Copy the data exactly, line for line.

Data for the task:
----------------------------------------
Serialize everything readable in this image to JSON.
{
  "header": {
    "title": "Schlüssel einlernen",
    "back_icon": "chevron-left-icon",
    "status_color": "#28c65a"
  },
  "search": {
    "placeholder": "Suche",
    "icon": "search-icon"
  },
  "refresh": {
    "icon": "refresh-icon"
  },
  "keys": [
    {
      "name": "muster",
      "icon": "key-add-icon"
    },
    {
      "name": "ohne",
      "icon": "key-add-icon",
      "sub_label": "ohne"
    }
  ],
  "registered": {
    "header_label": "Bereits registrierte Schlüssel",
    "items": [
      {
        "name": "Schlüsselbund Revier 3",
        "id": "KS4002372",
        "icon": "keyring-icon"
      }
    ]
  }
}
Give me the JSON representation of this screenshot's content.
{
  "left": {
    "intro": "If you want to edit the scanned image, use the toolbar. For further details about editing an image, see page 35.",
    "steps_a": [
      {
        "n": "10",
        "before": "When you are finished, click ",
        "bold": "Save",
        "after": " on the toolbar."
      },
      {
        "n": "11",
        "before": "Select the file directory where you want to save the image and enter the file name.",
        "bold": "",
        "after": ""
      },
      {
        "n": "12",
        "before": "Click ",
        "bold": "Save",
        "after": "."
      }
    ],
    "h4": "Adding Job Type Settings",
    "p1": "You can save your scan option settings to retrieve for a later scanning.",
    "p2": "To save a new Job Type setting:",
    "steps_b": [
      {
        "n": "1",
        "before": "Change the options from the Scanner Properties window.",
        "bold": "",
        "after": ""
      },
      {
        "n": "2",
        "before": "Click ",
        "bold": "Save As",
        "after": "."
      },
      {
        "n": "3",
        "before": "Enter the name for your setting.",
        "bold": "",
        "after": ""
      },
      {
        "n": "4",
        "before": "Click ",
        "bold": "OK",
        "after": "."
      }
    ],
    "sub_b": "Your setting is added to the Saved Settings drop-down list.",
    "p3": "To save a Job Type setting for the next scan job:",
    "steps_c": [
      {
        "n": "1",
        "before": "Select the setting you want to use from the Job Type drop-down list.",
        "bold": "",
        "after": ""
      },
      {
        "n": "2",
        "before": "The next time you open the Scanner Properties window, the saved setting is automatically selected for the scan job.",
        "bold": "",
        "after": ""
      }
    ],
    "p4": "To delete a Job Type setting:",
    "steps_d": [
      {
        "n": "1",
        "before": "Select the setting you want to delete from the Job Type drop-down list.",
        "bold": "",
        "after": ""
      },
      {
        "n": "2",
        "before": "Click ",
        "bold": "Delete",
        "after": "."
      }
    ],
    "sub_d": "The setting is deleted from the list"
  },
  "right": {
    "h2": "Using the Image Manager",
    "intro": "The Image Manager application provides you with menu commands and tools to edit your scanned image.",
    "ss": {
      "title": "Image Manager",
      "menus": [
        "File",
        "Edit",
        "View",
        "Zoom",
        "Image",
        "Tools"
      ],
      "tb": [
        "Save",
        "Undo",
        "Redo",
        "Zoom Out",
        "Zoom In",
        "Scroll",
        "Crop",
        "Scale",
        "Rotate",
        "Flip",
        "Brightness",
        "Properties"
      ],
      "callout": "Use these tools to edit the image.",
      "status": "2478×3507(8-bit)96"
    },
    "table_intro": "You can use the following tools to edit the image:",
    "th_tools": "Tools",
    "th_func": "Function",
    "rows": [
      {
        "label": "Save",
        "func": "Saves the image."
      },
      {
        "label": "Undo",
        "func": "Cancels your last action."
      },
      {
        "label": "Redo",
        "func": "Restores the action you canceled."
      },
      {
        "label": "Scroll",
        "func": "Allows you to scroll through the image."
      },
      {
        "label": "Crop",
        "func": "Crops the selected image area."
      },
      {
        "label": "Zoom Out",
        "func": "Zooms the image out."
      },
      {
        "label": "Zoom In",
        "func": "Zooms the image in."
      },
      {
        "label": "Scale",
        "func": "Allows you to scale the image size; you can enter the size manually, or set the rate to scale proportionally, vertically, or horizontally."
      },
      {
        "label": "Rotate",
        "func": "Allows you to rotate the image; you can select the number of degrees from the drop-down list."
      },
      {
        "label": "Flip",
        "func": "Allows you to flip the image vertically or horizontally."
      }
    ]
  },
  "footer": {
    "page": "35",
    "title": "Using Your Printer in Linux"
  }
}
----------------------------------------
Response to the task:
Serialize everything readable in this image to JSON.
{
  "header": {
    "title": "Schlüssel einlernen",
    "back_icon": "chevron-left-icon",
    "status_color": "#28c65a"
  },
  "search": {
    "placeholder": "Suche",
    "icon": "search-icon"
  },
  "refresh": {
    "icon": "refresh-icon"
  },
  "keys": [
    {
      "name": "muster",
      "icon": "key-add-icon"
    },
    {
      "name": "ohne",
      "icon": "key-add-icon",
      "sub_label": "ohne"
    }
  ],
  "registered": {
    "header_label": "Bereits registrierte Schlüssel",
    "items": [
      {
        "name": "Schlüsselbund Revier 3",
        "id": "KS4002372",
        "icon": "keyring-icon"
      }
    ]
  }
}
Give me the JSON representation of this screenshot's content.
{
  "left": {
    "intro": "If you want to edit the scanned image, use the toolbar. For further details about editing an image, see page 35.",
    "steps_a": [
      {
        "n": "10",
        "before": "When you are finished, click ",
        "bold": "Save",
        "after": " on the toolbar."
      },
      {
        "n": "11",
        "before": "Select the file directory where you want to save the image and enter the file name.",
        "bold": "",
        "after": ""
      },
      {
        "n": "12",
        "before": "Click ",
        "bold": "Save",
        "after": "."
      }
    ],
    "h4": "Adding Job Type Settings",
    "p1": "You can save your scan option settings to retrieve for a later scanning.",
    "p2": "To save a new Job Type setting:",
    "steps_b": [
      {
        "n": "1",
        "before": "Change the options from the Scanner Properties window.",
        "bold": "",
        "after": ""
      },
      {
        "n": "2",
        "before": "Click ",
        "bold": "Save As",
        "after": "."
      },
      {
        "n": "3",
        "before": "Enter the name for your setting.",
        "bold": "",
        "after": ""
      },
      {
        "n": "4",
        "before": "Click ",
        "bold": "OK",
        "after": "."
      }
    ],
    "sub_b": "Your setting is added to the Saved Settings drop-down list.",
    "p3": "To save a Job Type setting for the next scan job:",
    "steps_c": [
      {
        "n": "1",
        "before": "Select the setting you want to use from the Job Type drop-down list.",
        "bold": "",
        "after": ""
      },
      {
        "n": "2",
        "before": "The next time you open the Scanner Properties window, the saved setting is automatically selected for the scan job.",
        "bold": "",
        "after": ""
      }
    ],
    "p4": "To delete a Job Type setting:",
    "steps_d": [
      {
        "n": "1",
        "before": "Select the setting you want to delete from the Job Type drop-down list.",
        "bold": "",
        "after": ""
      },
      {
        "n": "2",
        "before": "Click ",
        "bold": "Delete",
        "after": "."
      }
    ],
    "sub_d": "The setting is deleted from the list"
  },
  "right": {
    "h2": "Using the Image Manager",
    "intro": "The Image Manager application provides you with menu commands and tools to edit your scanned image.",
    "ss": {
      "title": "Image Manager",
      "menus": [
        "File",
        "Edit",
        "View",
        "Zoom",
        "Image",
        "Tools"
      ],
      "tb": [
        "Save",
        "Undo",
        "Redo",
        "Zoom Out",
        "Zoom In",
        "Scroll",
        "Crop",
        "Scale",
        "Rotate",
        "Flip",
        "Brightness",
        "Properties"
      ],
      "callout": "Use these tools to edit the image.",
      "status": "2478×3507(8-bit)96"
    },
    "table_intro": "You can use the following tools to edit the image:",
    "th_tools": "Tools",
    "th_func": "Function",
    "rows": [
      {
        "label": "Save",
        "func": "Saves the image."
      },
      {
        "label": "Undo",
        "func": "Cancels your last action."
      },
      {
        "label": "Redo",
        "func": "Restores the action you canceled."
      },
      {
        "label": "Scroll",
        "func": "Allows you to scroll through the image."
      },
      {
        "label": "Crop",
        "func": "Crops the selected image area."
      },
      {
        "label": "Zoom Out",
        "func": "Zooms the image out."
      },
      {
        "label": "Zoom In",
        "func": "Zooms the image in."
      },
      {
        "label": "Scale",
        "func": "Allows you to scale the image size; you can enter the size manually, or set the rate to scale proportionally, vertically, or horizontally."
      },
      {
        "label": "Rotate",
        "func": "Allows you to rotate the image; you can select the number of degrees from the drop-down list."
      },
      {
        "label": "Flip",
        "func": "Allows you to flip the image vertically or horizontally."
      }
    ]
  },
  "footer": {
    "page": "35",
    "title": "Using Your Printer in Linux"
  }
}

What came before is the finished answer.